DATASET EXCERPTS:
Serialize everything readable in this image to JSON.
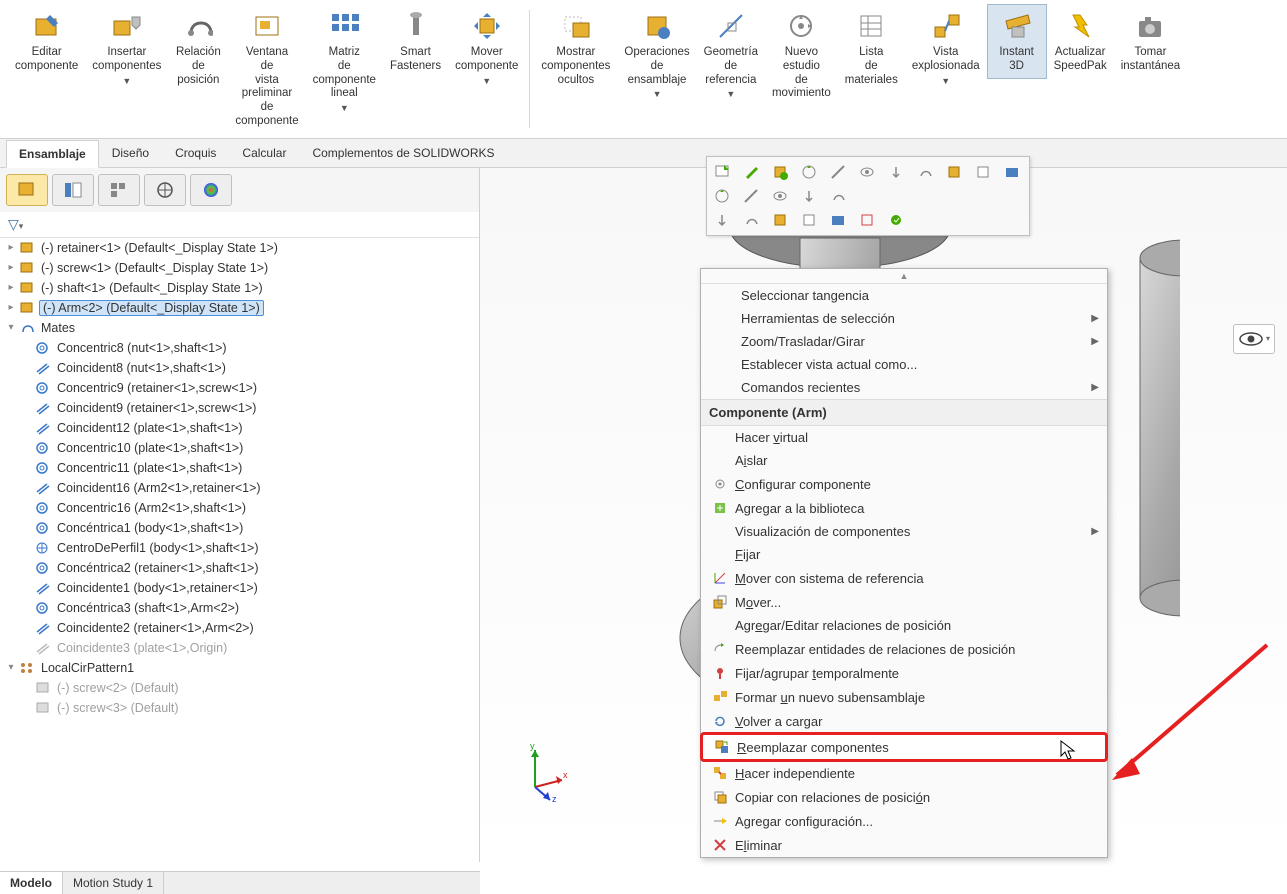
{
  "ribbon": {
    "items": [
      {
        "label": "Editar componente",
        "icon": "edit-component"
      },
      {
        "label": "Insertar componentes",
        "icon": "insert-component",
        "dd": true
      },
      {
        "label": "Relación de posición",
        "icon": "mate"
      },
      {
        "label": "Ventana de vista preliminar de componente",
        "icon": "preview"
      },
      {
        "label": "Matriz de componente lineal",
        "icon": "pattern",
        "dd": true
      },
      {
        "label": "Smart Fasteners",
        "icon": "fastener"
      },
      {
        "label": "Mover componente",
        "icon": "move",
        "dd": true
      },
      {
        "label": "Mostrar componentes ocultos",
        "icon": "show-hidden"
      },
      {
        "label": "Operaciones de ensamblaje",
        "icon": "assembly-ops",
        "dd": true
      },
      {
        "label": "Geometría de referencia",
        "icon": "ref-geom",
        "dd": true
      },
      {
        "label": "Nuevo estudio de movimiento",
        "icon": "motion"
      },
      {
        "label": "Lista de materiales",
        "icon": "bom"
      },
      {
        "label": "Vista explosionada",
        "icon": "exploded",
        "dd": true
      },
      {
        "label": "Instant 3D",
        "icon": "instant3d",
        "active": true
      },
      {
        "label": "Actualizar SpeedPak",
        "icon": "speedpak"
      },
      {
        "label": "Tomar instantánea",
        "icon": "snapshot"
      }
    ]
  },
  "tabs": [
    "Ensamblaje",
    "Diseño",
    "Croquis",
    "Calcular",
    "Complementos de SOLIDWORKS"
  ],
  "active_tab": 0,
  "tree": {
    "components": [
      "(-) retainer<1> (Default<<Default>_Display State 1>)",
      "(-) screw<1> (Default<<Default>_Display State 1>)",
      "(-) shaft<1> (Default<<Default>_Display State 1>)",
      "(-) Arm<2> (Default<<Default>_Display State 1>)"
    ],
    "selected_component": 3,
    "mates_label": "Mates",
    "mates": [
      {
        "name": "Concentric8 (nut<1>,shaft<1>)",
        "type": "concentric"
      },
      {
        "name": "Coincident8 (nut<1>,shaft<1>)",
        "type": "coincident"
      },
      {
        "name": "Concentric9 (retainer<1>,screw<1>)",
        "type": "concentric"
      },
      {
        "name": "Coincident9 (retainer<1>,screw<1>)",
        "type": "coincident"
      },
      {
        "name": "Coincident12 (plate<1>,shaft<1>)",
        "type": "coincident"
      },
      {
        "name": "Concentric10 (plate<1>,shaft<1>)",
        "type": "concentric"
      },
      {
        "name": "Concentric11 (plate<1>,shaft<1>)",
        "type": "concentric"
      },
      {
        "name": "Coincident16 (Arm2<1>,retainer<1>)",
        "type": "coincident"
      },
      {
        "name": "Concentric16 (Arm2<1>,shaft<1>)",
        "type": "concentric"
      },
      {
        "name": "Concéntrica1 (body<1>,shaft<1>)",
        "type": "concentric"
      },
      {
        "name": "CentroDePerfil1 (body<1>,shaft<1>)",
        "type": "profile"
      },
      {
        "name": "Concéntrica2 (retainer<1>,shaft<1>)",
        "type": "concentric"
      },
      {
        "name": "Coincidente1 (body<1>,retainer<1>)",
        "type": "coincident"
      },
      {
        "name": "Concéntrica3 (shaft<1>,Arm<2>)",
        "type": "concentric"
      },
      {
        "name": "Coincidente2 (retainer<1>,Arm<2>)",
        "type": "coincident"
      },
      {
        "name": "Coincidente3 (plate<1>,Origin)",
        "type": "coincident",
        "suppressed": true
      }
    ],
    "pattern": "LocalCirPattern1",
    "pattern_children": [
      "(-) screw<2> (Default)",
      "(-) screw<3> (Default)"
    ]
  },
  "context": {
    "top_items": [
      {
        "text": "Seleccionar tangencia"
      },
      {
        "text": "Herramientas de selección",
        "sub": true
      },
      {
        "text": "Zoom/Trasladar/Girar",
        "sub": true
      },
      {
        "text": "Establecer vista actual como..."
      },
      {
        "text": "Comandos recientes",
        "sub": true
      }
    ],
    "header": "Componente (Arm)",
    "items": [
      {
        "text": "Hacer virtual",
        "u": "v"
      },
      {
        "text": "Aislar",
        "u": "i"
      },
      {
        "text": "Configurar componente",
        "u": "C",
        "icon": "gear"
      },
      {
        "text": "Agregar a la biblioteca",
        "icon": "lib"
      },
      {
        "text": "Visualización de componentes",
        "sub": true
      },
      {
        "text": "Fijar",
        "u": "F"
      },
      {
        "text": "Mover con sistema de referencia",
        "u": "M",
        "icon": "axis"
      },
      {
        "text": "Mover...",
        "u": "o",
        "icon": "move"
      },
      {
        "text": "Agregar/Editar relaciones de posición",
        "u": "E"
      },
      {
        "text": "Reemplazar entidades de relaciones de posición",
        "icon": "replace-mate"
      },
      {
        "text": "Fijar/agrupar temporalmente",
        "u": "t",
        "icon": "pin"
      },
      {
        "text": "Formar un nuevo subensamblaje",
        "u": "u",
        "icon": "subassy"
      },
      {
        "text": "Volver a cargar",
        "u": "V",
        "icon": "reload"
      },
      {
        "text": "Reemplazar componentes",
        "u": "R",
        "icon": "replace",
        "highlight": true
      },
      {
        "text": "Hacer independiente",
        "u": "H",
        "icon": "indep"
      },
      {
        "text": "Copiar con relaciones de posición",
        "u": "ó",
        "icon": "copy-mate"
      },
      {
        "text": "Agregar configuración...",
        "u": "g",
        "icon": "config"
      },
      {
        "text": "Eliminar",
        "u": "l",
        "icon": "delete"
      }
    ]
  },
  "bottom_tabs": [
    "Modelo",
    "Motion Study 1"
  ],
  "triad": {
    "x": "x",
    "y": "y",
    "z": "z"
  }
}
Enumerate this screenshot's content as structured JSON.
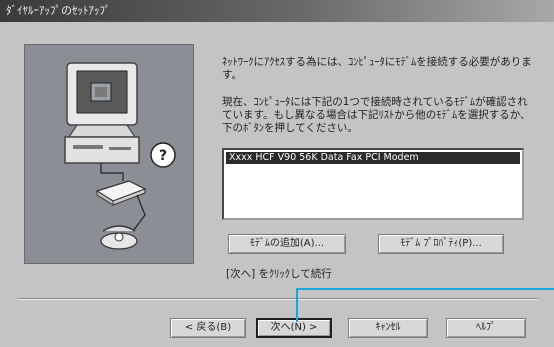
{
  "window": {
    "title": "ﾀﾞｲﾔﾙｰｱｯﾌﾟのｾｯﾄｱｯﾌﾟ"
  },
  "content": {
    "intro_text": "ﾈｯﾄﾜｰｸにｱｸｾｽする為には、ｺﾝﾋﾟｭｰﾀにﾓﾃﾞﾑを接続する必要があります。",
    "status_text": "現在、ｺﾝﾋﾟｭｰﾀには下記の1つで接続時されているﾓﾃﾞﾑが確認されています。もし異なる場合は下記ﾘｽﾄから他のﾓﾃﾞﾑを選択するか、下のﾎﾞﾀﾝを押してください。",
    "modem_list": {
      "selected_item": "Xxxx HCF V90 56K Data Fax PCI Modem"
    },
    "add_modem_label": "ﾓﾃﾞﾑの追加(A)...",
    "modem_properties_label": "ﾓﾃﾞﾑ ﾌﾟﾛﾊﾟﾃｨ(P)...",
    "hint_text": "[次へ] をｸﾘｯｸして続行"
  },
  "buttons": {
    "back": "< 戻る(B)",
    "next": "次へ(N) >",
    "cancel": "ｷｬﾝｾﾙ",
    "help": "ﾍﾙﾌﾟ"
  },
  "colors": {
    "annotation_line": "#1aa6d6",
    "list_selection": "#2a2a2a"
  },
  "icons": {
    "illustration": "computer-with-modem-and-telephone"
  }
}
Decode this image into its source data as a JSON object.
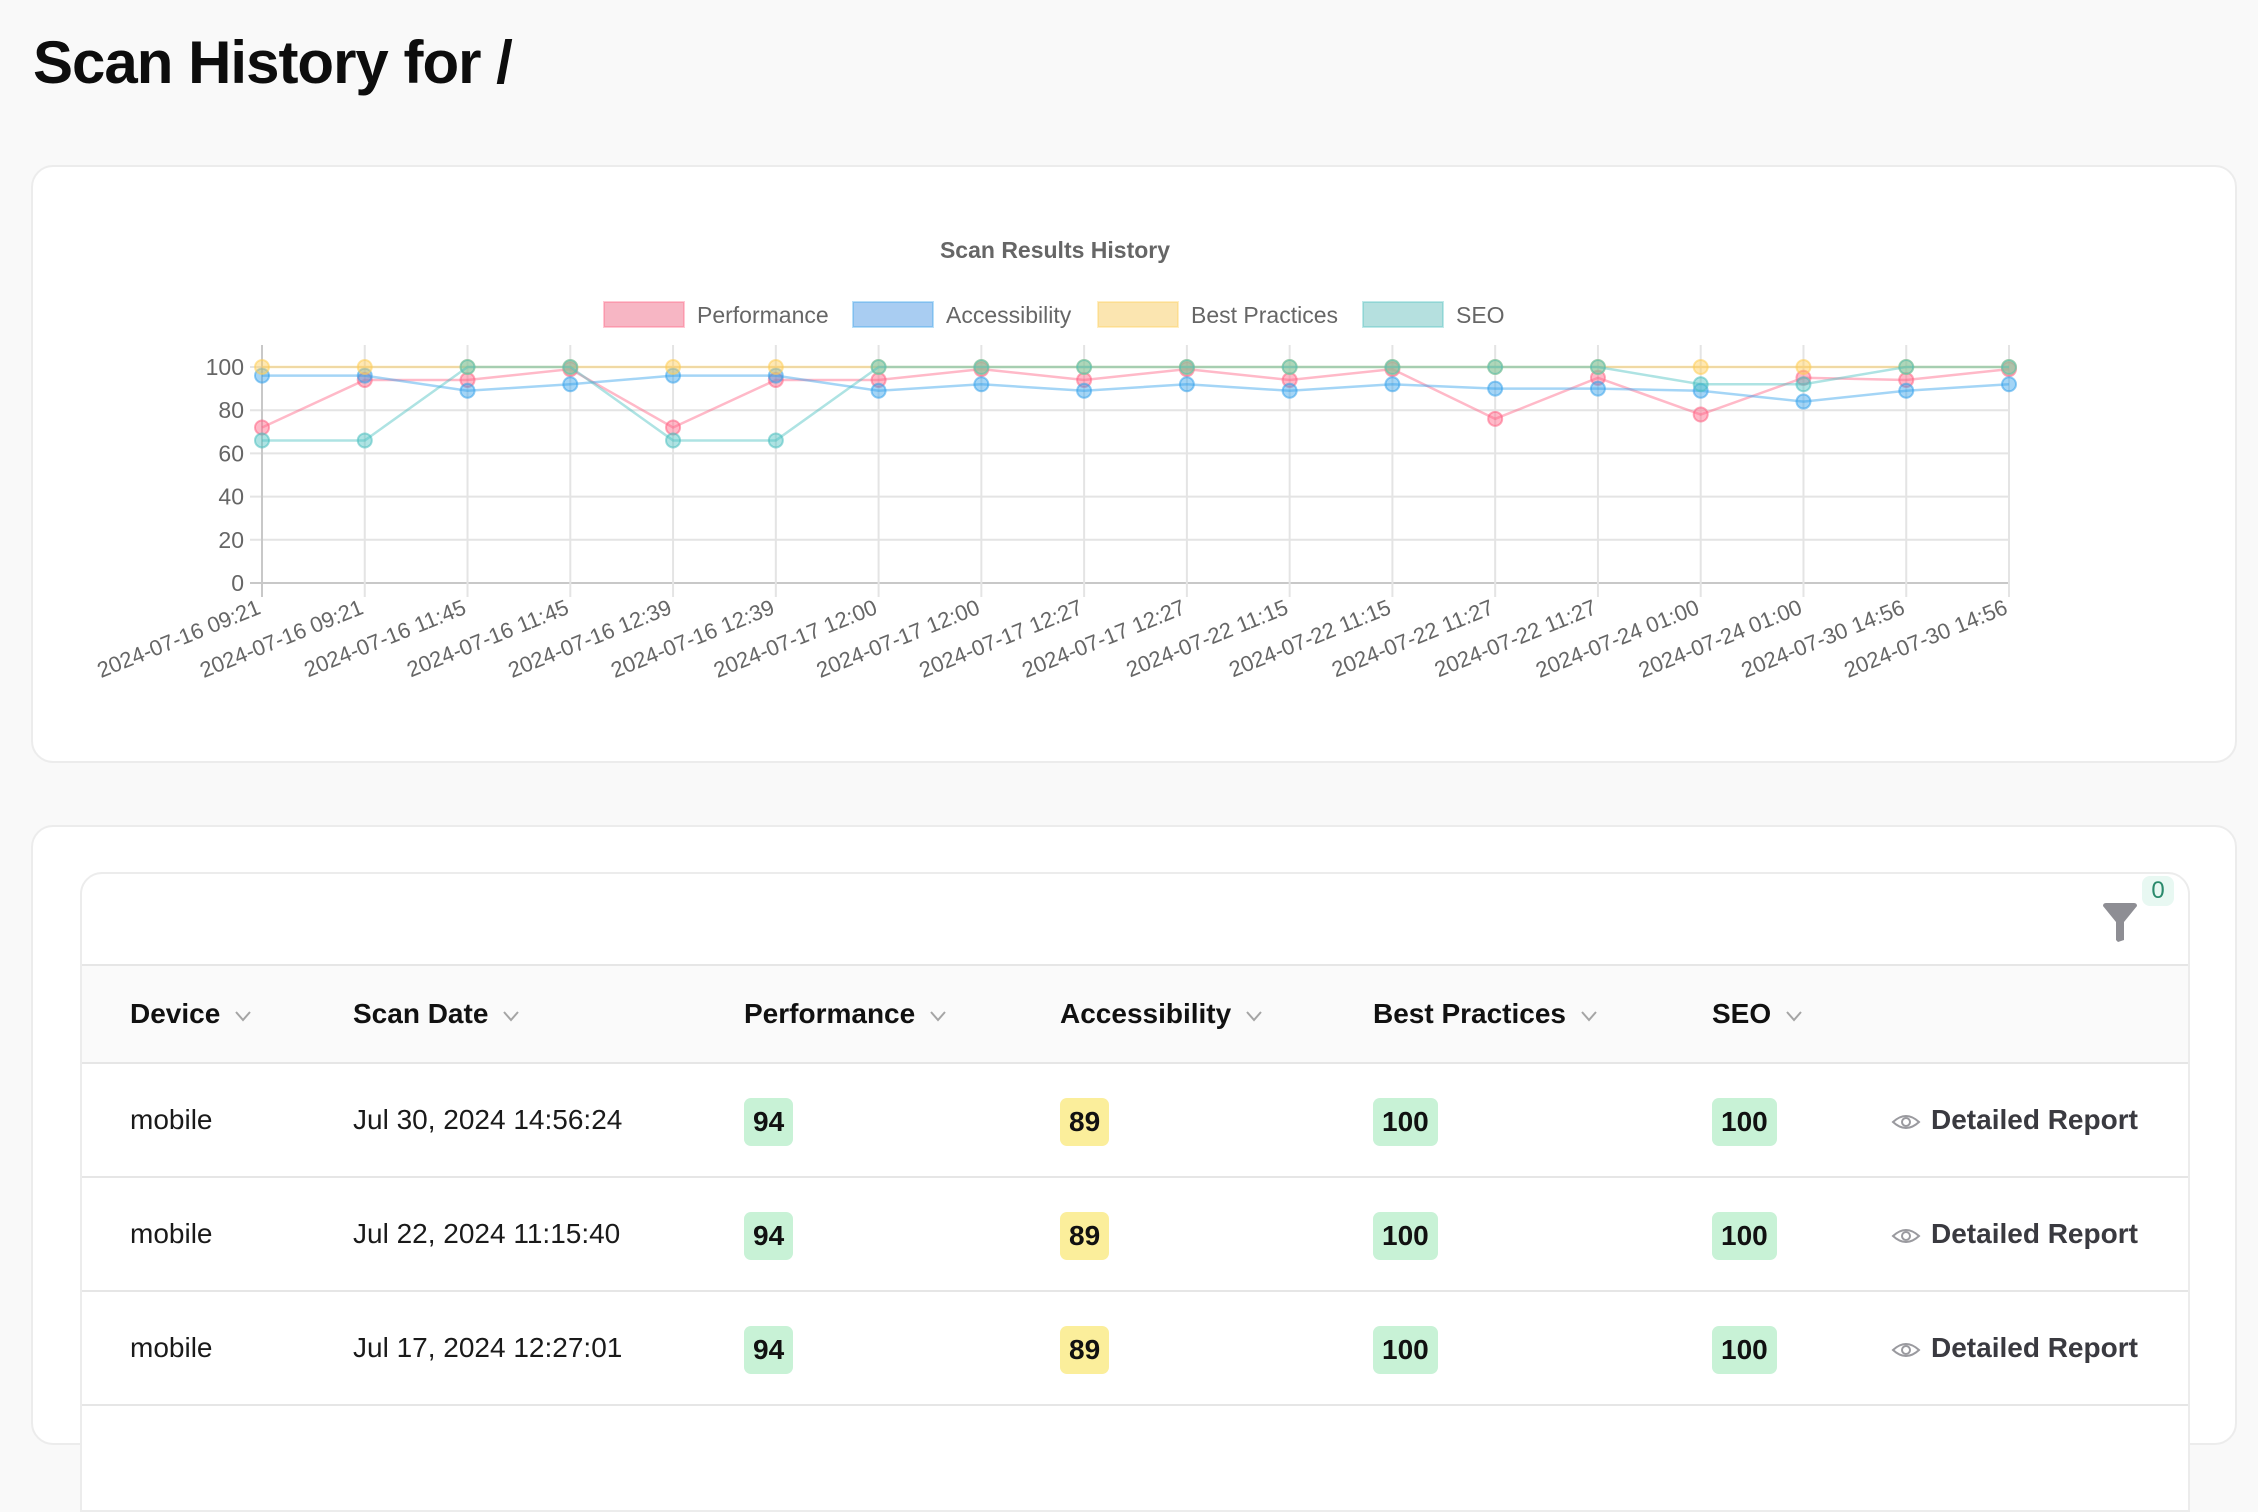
{
  "page": {
    "title": "Scan History for /"
  },
  "chart_data": {
    "type": "line",
    "title": "Scan Results History",
    "xlabel": "",
    "ylabel": "",
    "ylim": [
      0,
      100
    ],
    "yticks": [
      0,
      20,
      40,
      60,
      80,
      100
    ],
    "grid": true,
    "legend_position": "top-center",
    "x": [
      "2024-07-16 09:21",
      "2024-07-16 09:21",
      "2024-07-16 11:45",
      "2024-07-16 11:45",
      "2024-07-16 12:39",
      "2024-07-16 12:39",
      "2024-07-17 12:00",
      "2024-07-17 12:00",
      "2024-07-17 12:27",
      "2024-07-17 12:27",
      "2024-07-22 11:15",
      "2024-07-22 11:15",
      "2024-07-22 11:27",
      "2024-07-22 11:27",
      "2024-07-24 01:00",
      "2024-07-24 01:00",
      "2024-07-30 14:56",
      "2024-07-30 14:56"
    ],
    "series": [
      {
        "name": "Performance",
        "color": "#ff6384",
        "fill": "#f7b6c4",
        "values": [
          72,
          94,
          94,
          99,
          72,
          94,
          94,
          99,
          94,
          99,
          94,
          99,
          76,
          95,
          78,
          95,
          94,
          99
        ]
      },
      {
        "name": "Accessibility",
        "color": "#36a2eb",
        "fill": "#a9cdf2",
        "values": [
          96,
          96,
          89,
          92,
          96,
          96,
          89,
          92,
          89,
          92,
          89,
          92,
          90,
          90,
          89,
          84,
          89,
          92
        ]
      },
      {
        "name": "Best Practices",
        "color": "#ffcd56",
        "fill": "#fbe5b0",
        "values": [
          100,
          100,
          100,
          100,
          100,
          100,
          100,
          100,
          100,
          100,
          100,
          100,
          100,
          100,
          100,
          100,
          100,
          100
        ]
      },
      {
        "name": "SEO",
        "color": "#4bc0c0",
        "fill": "#b5e0df",
        "values": [
          66,
          66,
          100,
          100,
          66,
          66,
          100,
          100,
          100,
          100,
          100,
          100,
          100,
          100,
          92,
          92,
          100,
          100
        ]
      }
    ]
  },
  "table": {
    "filter_count": "0",
    "columns": [
      {
        "key": "device",
        "label": "Device"
      },
      {
        "key": "scan_date",
        "label": "Scan Date"
      },
      {
        "key": "performance",
        "label": "Performance"
      },
      {
        "key": "accessibility",
        "label": "Accessibility"
      },
      {
        "key": "best_practices",
        "label": "Best Practices"
      },
      {
        "key": "seo",
        "label": "SEO"
      }
    ],
    "action_label": "Detailed Report",
    "colors": {
      "good": "#c8f2d6",
      "average": "#fbee9b"
    },
    "rows": [
      {
        "device": "mobile",
        "scan_date": "Jul 30, 2024 14:56:24",
        "performance": "94",
        "accessibility": "89",
        "best_practices": "100",
        "seo": "100"
      },
      {
        "device": "mobile",
        "scan_date": "Jul 22, 2024 11:15:40",
        "performance": "94",
        "accessibility": "89",
        "best_practices": "100",
        "seo": "100"
      },
      {
        "device": "mobile",
        "scan_date": "Jul 17, 2024 12:27:01",
        "performance": "94",
        "accessibility": "89",
        "best_practices": "100",
        "seo": "100"
      }
    ]
  }
}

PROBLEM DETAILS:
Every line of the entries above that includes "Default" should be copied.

SOLVED PROBLEM:
      "(-) retainer<1> (Default<<Default>_Display State 1>)",
      "(-) screw<1> (Default<<Default>_Display State 1>)",
      "(-) shaft<1> (Default<<Default>_Display State 1>)",
      "(-) Arm<2> (Default<<Default>_Display State 1>)"
      "(-) screw<2> (Default)",
      "(-) screw<3> (Default)"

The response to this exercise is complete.